Status Report: The Dishonest Minority
Three months ago, I announced that I was writing a book on why security exists in human societies. This is basically the book’s thesis statement:
All complex systems contain parasites. In any system of cooperative behavior, an uncooperative strategy will be effective — and the system will tolerate the uncooperatives — as long as they’re not too numerous or too effective. Thus, as a species evolves cooperative behavior, it also evolves a dishonest minority that takes advantage of the honest majority. If individuals within a species have the ability to switch strategies, the dishonest minority will never be reduced to zero. As a result, the species simultaneously evolves two things: 1) security systems to protect itself from this dishonest minority, and 2) deception systems to successfully be parasitic.
Humans evolved along this path. The basic mechanism can be modeled simply. It is in our collective group interest for everyone to cooperate. It is in any given individual’s short-term self interest not to cooperate: to defect, in game theory terms. But if everyone defects, society falls apart. To ensure widespread cooperation and minimal defection, we collectively implement a variety of societal security systems.
Two of these systems evolved in prehistory: morals and reputation. Two others evolved as our social groups became larger and more formal: laws and technical security systems. What these security systems do, effectively, is give individuals incentives to act in the group interest. But none of these systems, with the possible exception of some fanciful science-fiction technologies, can ever bring that dishonest minority down to zero.
In complex modern societies, many complications intrude on this simple model of societal security. Decisions to cooperate or defect are often made by groups of people — governments, corporations, and so on — and there are important differences because of dynamics inside and outside the groups. Much of our societal security is delegated — to the police, for example — and becomes institutionalized; the dynamics of this are also important. Power struggles over who controls the mechanisms of societal security are inherent: “group interest” rapidly devolves to “the king’s interest.” Societal security can become a tool for those in power to remain in power, with the definition of “honest majority” being simply the people who follow the rules.
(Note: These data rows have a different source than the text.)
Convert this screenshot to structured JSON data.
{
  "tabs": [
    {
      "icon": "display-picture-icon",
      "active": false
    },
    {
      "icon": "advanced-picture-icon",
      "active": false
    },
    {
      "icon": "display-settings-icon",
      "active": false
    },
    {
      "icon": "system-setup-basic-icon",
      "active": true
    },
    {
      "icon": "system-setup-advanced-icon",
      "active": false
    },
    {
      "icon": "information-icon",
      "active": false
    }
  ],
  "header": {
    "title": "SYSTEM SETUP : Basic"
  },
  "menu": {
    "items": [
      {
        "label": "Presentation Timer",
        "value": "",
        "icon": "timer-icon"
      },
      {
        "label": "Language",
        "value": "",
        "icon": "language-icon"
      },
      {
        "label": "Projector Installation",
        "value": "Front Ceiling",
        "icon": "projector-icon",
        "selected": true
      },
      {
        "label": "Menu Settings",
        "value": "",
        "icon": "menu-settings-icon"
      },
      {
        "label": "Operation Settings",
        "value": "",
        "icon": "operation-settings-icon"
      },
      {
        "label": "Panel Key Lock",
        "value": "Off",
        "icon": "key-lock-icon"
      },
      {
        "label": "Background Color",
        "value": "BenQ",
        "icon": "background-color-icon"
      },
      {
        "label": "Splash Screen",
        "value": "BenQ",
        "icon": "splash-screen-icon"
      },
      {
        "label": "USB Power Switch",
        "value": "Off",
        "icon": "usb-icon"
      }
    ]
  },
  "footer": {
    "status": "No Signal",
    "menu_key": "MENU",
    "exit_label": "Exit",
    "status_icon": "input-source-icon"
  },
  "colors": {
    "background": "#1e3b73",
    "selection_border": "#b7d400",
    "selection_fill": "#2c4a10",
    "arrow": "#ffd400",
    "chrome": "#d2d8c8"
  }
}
The term “dishonest minority” is not a moral judgment; it simply describes the minority who does not follow societal norm. Since many societal norms are in fact immoral, sometimes the dishonest minority serves as a catalyst for social change. Societies without a reservoir of people who don’t follow the rules lack an important mechanism for societal evolution. Vibrant societies need a dishonest minority; if society makes its dishonest minority too small, it stifles dissent as well as common crime.
At this point, I have most of a first draft: 75,000 words. The tentative title is still “The Dishonest Minority: Security and its Role in Modern Society.” I have signed a contract with Wiley to deliver a final manuscript in November for February 2012 publication. Writing a book is a process of exploration for me, and the final book will certainly be a little different — and maybe even very different — from what I wrote above. But that’s where I am today.
And it’s why my other writings continue to be sparse.